What if someone told you that there was a way to put tens of thousands of people back to work on the cheap?
And that the result would be a much-needed upgrade in American infrastructure — without taxpayers having to foot a big bill.
You'd be intrigued, right?
If you're a left-leaner and learned such a plan was the brainchild of a Massachusetts Democrat, that might well lend it credibility with you. If you're a right-leaner and heard that it was an important priority of a top Texas Republican, you'd likely be reassured that it wasn't just a slice of progressive pie-in-the-sky.
And if you heard it was an idea backed by both the U.S. Chamber of Commerce and the AFL-CIO, you might say: impossible.
But all that is true of the plan Sens. John Kerry of Massachusetts and Kay Bailey Hutchison of Texas have put forward for an American Infrastructure Financing Authority, or, colloquially, a national infrastructure bank.
The federal government would fund the bank with $10 billion in seed capital and grant it the right to issue $160 billion in federal loans over a decade. The institution would then use loans and loan guarantees to help leverage private investments for projects that passed its strict vetting process.
By backing part of a project's cost, the bank would make it attractive for other investors to finance the rest. Only highway, water and energy projects would qualify — and to be eligible, the project would have to have a dedicated revenue stream like road or bridge tolls or water bills to finance the debt.
"You'd have the kind of revenue streams that people dream of for stability," says Kerry.
At a time when safe investment are much in demand, the bank would represent a real opportunity for global pension, sovereign wealth, private equity and mutual funds.
"If it is done right, it could expand exponentially the amount of infrastructure spending that we have," says Hutchison.
And this bank is designed right, she says. Professionally staffed, it would have conservative lending standards. Its board would be bipartisan, its process independent of political pressure.
In no case would it loan more than 50 percent of a project's cost, meaning the undertaking would have to attract significant other investment dollars before going forward.
If you consider that every $1 billion in infrastructure spending puts between 18,000 and 30,000 people to work, over time, such a bank could give employment a shot in the arm.

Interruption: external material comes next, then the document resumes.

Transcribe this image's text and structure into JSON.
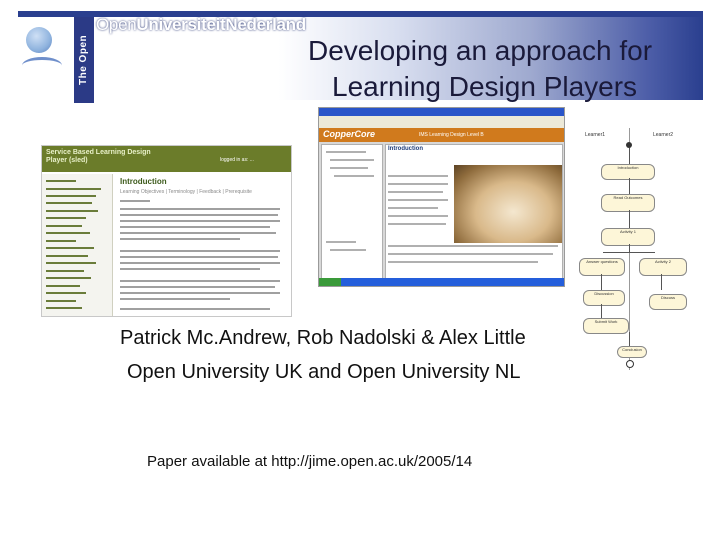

"For $100 billion, you get 1.8 million jobs," says Kerry. Based on the results from similar banks elsewhere, he thinks the bank could leverage up to $600 billion in total infrastructure spending during its first decade. Michael Lind, economic growth policy director for the New America Foundation, says Kerry's estimate is realistic.
Here's the obvious question: Why can't those projects simply tap the existing market for their financing? And here's the answer: The bank is designed for projects that, for various reasons — the size and duration of the loan required, for example, or the structure of the investment — don't fit well with traditional financing.
Although the idea may sound exotic, it's not.
"Infrastructure banks or development banks have been used worldwide for years," notes Janet Kavinoky, executive director for transportation and infrastructure at the U.S. Chamber of Commerce. Indeed, the EU's European Investment Bank has been in existence since the late 1950s, and has played a major role in modernizing European infrastructure. Brazil has one as well, as do a number of Asian countries, says Lind.
Mind you, this is not an immediate anti-recessionary plan. It would take time to get the bank established and operating. Still, President Barack Obama has now adopted the idea as part of his jobs plan.
But can it win approval from a Republican Party skeptical about expanding the role of government? Hutchison thinks her fellow Republicans will grow comfortable with the proposal once they become familiar with both the potential of, and protections in, the plan.
© 2011 Boston Globe